So far this year, a staggering 605,000 jobs have vanished — slightly less than the population of Alaska. The economy needs to generate more than 100,000 new jobs per month for employment to remain stable.
“While the candidates and the delegates were focused on who is going to be the next president, millions of Americans were wondering who was going to provide them with their next paycheck,” National Urban League President and CEO Marc H. Morial wrote in a recent column.
“There’s no doubt about it, we are in a recession,” he continued. “Unemployment continues to rise, consumer spending continues to fall, the housing market is in real trouble and it’s tougher than ever to get a bank loan.”
Richard Yamarone, economist at Argus Research, feared that the jobless rate would cause consumers and businesses to “move from a moderately concerned stage to outright fear” and reduce their spending even more.
A toxic trio of housing, credit and financial problems has badly shaken the economy, and the crisis shows no signs of letting up. It’s the public’s top worry, and many experts believe the situation will get worse before it gets better.
The unemployment increase means many companies will feel pressure to reduce their business investments — either in capital projects or hiring — for the rest of the year.
“Mix business caution with consumer exhaustion and you have a recipe for a real recession,” said Terry Connelly, dean of Golden Gate University’s Ageno School of Business.
At an unemployment center in St. Louis, Kimbel Adams could recite the exact date he was let go from his job as a hospital security guard — April 8. Since then, he has applied for 10 or 15 jobs, with little luck.
“Most of the jobs you can get, it’s hard to make a living off. I could always work at a fast food restaurant and struggle to pay the bills,” Adams said.
Adams, 27, said unemployment checks and irregular gigs as a nightclub bouncer help make ends meet. But eating at restaurants is a thing of the past, and Adams continues to drive a 1991 Buick in spite of the constant maintenance problems.
The number of unemployed rose to 9.4 million in August, compared with 7.1 million a year ago. Economists predict more job losses ahead, pushing the unemployment rate to 7 percent by fall of 2009, according to some projections.
Against this backdrop, a growing number of analysts predict the economy will jolt into reverse in the final three months of this year and possibly in the first three months of next year, meeting a classic definition of a recession.
The economy shrank late last year and barely budged at the start of this year. Growth picked up in the spring, thanks to brisk exports and the government’s tax rebates, which energized shoppers at home. But that rebound wasn’t expected to last.
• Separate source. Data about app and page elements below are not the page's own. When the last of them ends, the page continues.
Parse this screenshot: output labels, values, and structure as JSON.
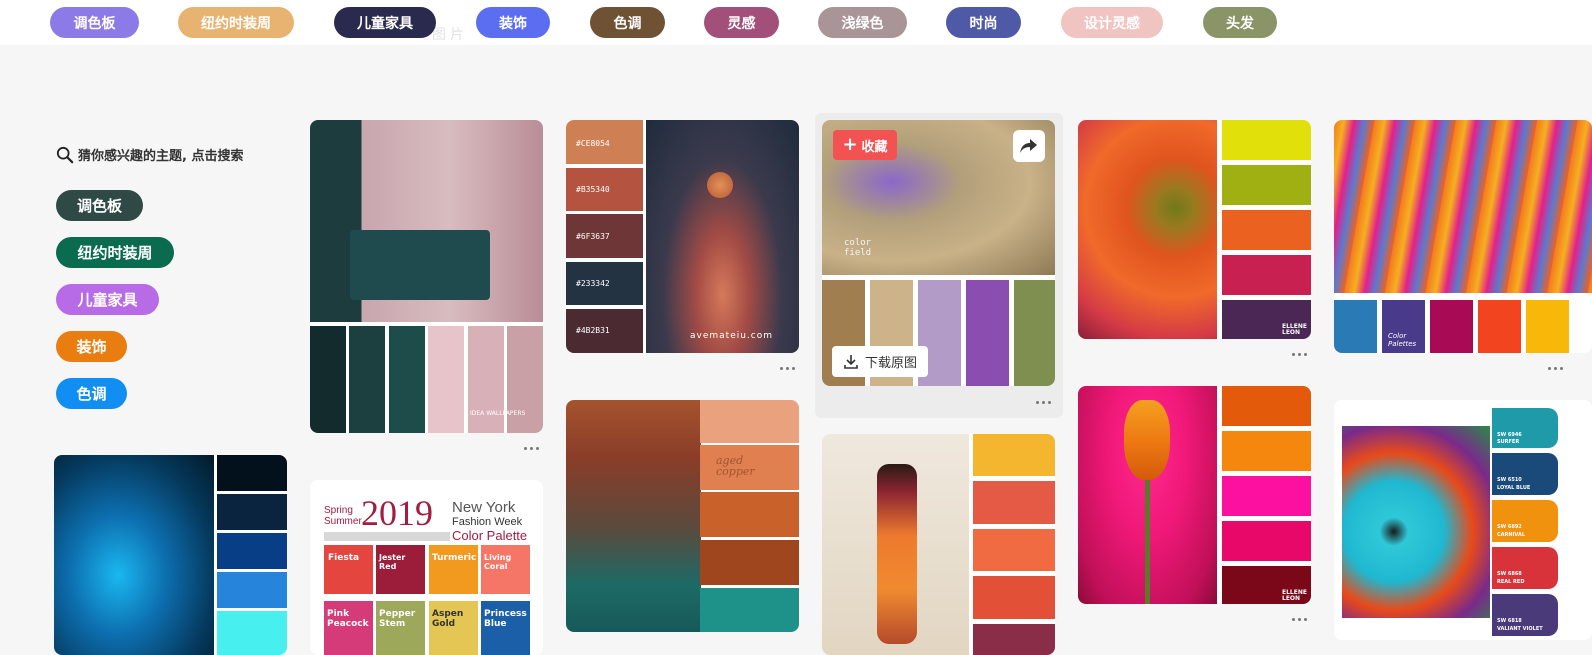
{
  "top_tags": [
    {
      "label": "调色板",
      "color": "#8c7ae6"
    },
    {
      "label": "纽约时装周",
      "color": "#e8b270"
    },
    {
      "label": "儿童家具",
      "color": "#2a2a4e"
    },
    {
      "label": "装饰",
      "color": "#5b6df0"
    },
    {
      "label": "色调",
      "color": "#6f5133"
    },
    {
      "label": "灵感",
      "color": "#a24f7a"
    },
    {
      "label": "浅绿色",
      "color": "#a99597"
    },
    {
      "label": "时尚",
      "color": "#4f5aa7"
    },
    {
      "label": "设计灵感",
      "color": "#f0c4c0"
    },
    {
      "label": "头发",
      "color": "#8a9467"
    }
  ],
  "sidebar": {
    "hint": "猜你感兴趣的主题, 点击搜索",
    "tags": [
      {
        "label": "调色板",
        "color": "#2f4a44"
      },
      {
        "label": "纽约时装周",
        "color": "#0b6b4f"
      },
      {
        "label": "儿童家具",
        "color": "#b86be6"
      },
      {
        "label": "装饰",
        "color": "#ea7d0f"
      },
      {
        "label": "色调",
        "color": "#118ef2"
      }
    ]
  },
  "cards": {
    "moon_palette": {
      "codes": [
        "#CE8054",
        "#B35340",
        "#6F3637",
        "#233342",
        "#4B2B31"
      ],
      "credit": "avemateiu.com"
    },
    "bedroom_palette": {
      "tag": "IDEA WALLPAPERS"
    },
    "hover_card": {
      "collect": "收藏",
      "download": "下载原图",
      "overlay_text": "color field"
    },
    "copper_card": {
      "text": "aged copper"
    },
    "flower_palette": {
      "brand": "ELLENE LEON"
    },
    "tulip_palette": {
      "brand": "ELLENE LEON"
    },
    "rings_palette": {
      "brand": "Color Palettes"
    },
    "poster": {
      "season": "Spring Summer",
      "year": "2019",
      "title1": "New York",
      "title2": "Fashion Week",
      "title3": "Color Palette",
      "colors": [
        "Fiesta",
        "Jester Red",
        "Turmeric",
        "Living Coral",
        "Pink Peacock",
        "Pepper Stem",
        "Aspen Gold",
        "Princess Blue"
      ]
    },
    "daisy_palette": {
      "swatches": [
        {
          "code": "SW 6946",
          "name": "SURFER"
        },
        {
          "code": "SW 6510",
          "name": "LOYAL BLUE"
        },
        {
          "code": "SW 6892",
          "name": "CARNIVAL"
        },
        {
          "code": "SW 6868",
          "name": "REAL RED"
        },
        {
          "code": "SW 6818",
          "name": "VALIANT VIOLET"
        }
      ]
    }
  }
}
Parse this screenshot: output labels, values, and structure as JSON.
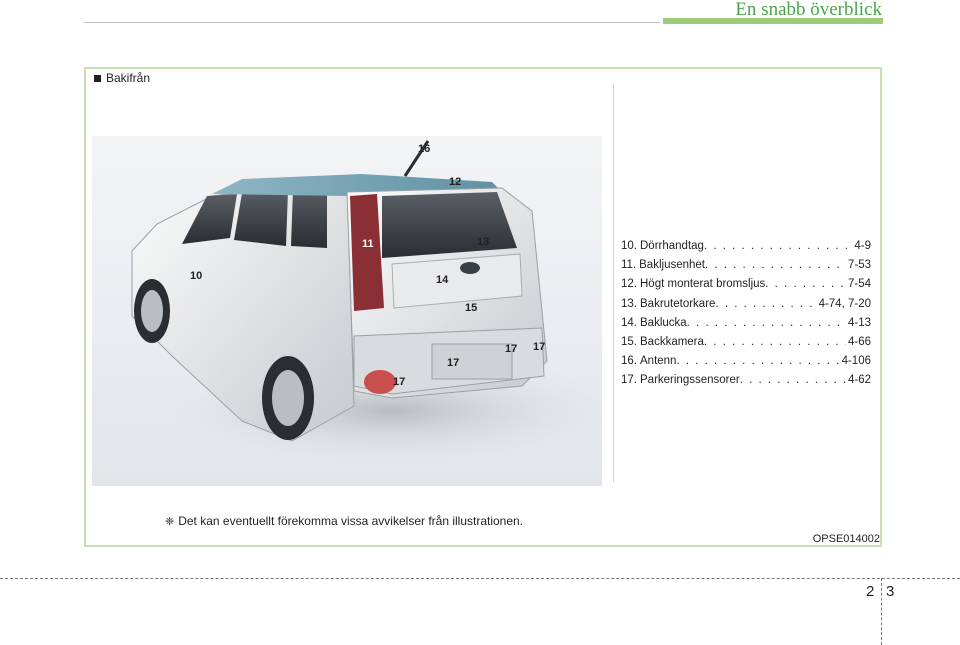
{
  "header": {
    "title": "En snabb överblick"
  },
  "section": {
    "title": "Bakifrån"
  },
  "illustration": {
    "callouts": [
      {
        "label": "16"
      },
      {
        "label": "12"
      },
      {
        "label": "11"
      },
      {
        "label": "13"
      },
      {
        "label": "10"
      },
      {
        "label": "14"
      },
      {
        "label": "15"
      },
      {
        "label": "17"
      },
      {
        "label": "17"
      },
      {
        "label": "17"
      },
      {
        "label": "17"
      }
    ]
  },
  "legend": [
    {
      "num": "10.",
      "name": "Dörrhandtag",
      "page": "4-9"
    },
    {
      "num": "11.",
      "name": "Bakljusenhet",
      "page": "7-53"
    },
    {
      "num": "12.",
      "name": "Högt monterat bromsljus",
      "page": "7-54"
    },
    {
      "num": "13.",
      "name": "Bakrutetorkare",
      "page": "4-74, 7-20"
    },
    {
      "num": "14.",
      "name": "Baklucka",
      "page": "4-13"
    },
    {
      "num": "15.",
      "name": "Backkamera",
      "page": "4-66"
    },
    {
      "num": "16.",
      "name": "Antenn",
      "page": "4-106"
    },
    {
      "num": "17.",
      "name": "Parkeringssensorer",
      "page": "4-62"
    }
  ],
  "note": {
    "icon": "asterisk-icon",
    "text": "Det kan eventuellt förekomma vissa avvikelser från illustrationen."
  },
  "image_code": "OPSE014002",
  "footer": {
    "chapter": "2",
    "page": "3"
  }
}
Slower growth overseas will probably cause exports to fall off just as Americans are cutting their spending and the benefits of the rebates disappear.
Job losses were widespread at factories — especially housing-related manufacturers and automakers — as well as construction companies, retailers, mortgage brokers, real-estate firms, hotels and motels, and temporary-help firms, which are looked at as a barometer of demand for future hiring.
Those losses swamped employment gains in government, education, health care and elsewhere.
After the last recession, in 2001, the unemployment rate rose as high as 6.3 percent in June 2003.
The grim report prompted Capitol Hill Democrats to renew their push for a second stimulus package. The Bush administration and other Republicans have been cool to the idea.
Associated Press business writer Christopher Leonard in St. Louis contributed to this report.
"The unemployment rate in the U.S. hit 6.1 percent in August, the highest it has been in the last five years," the Banner wrote in its Sept. 18, 2008 lead editorial. "This news heightened the public’s concern about the nation’s foundering economy. The quality of life depends upon holding a job." More »
Banner readers weigh in on the root causes behind African American unemployment rates surpassing those for other ethnic groups. More »
"The prime reasons for chronic black unemployment, however, are lingering racial discrimination and the lack of job skills, training and education," wrote Earl Ofari Hutchinson in this Banner op-ed. "No matter; many blacks still blame their job plight on illegal immigrants." More »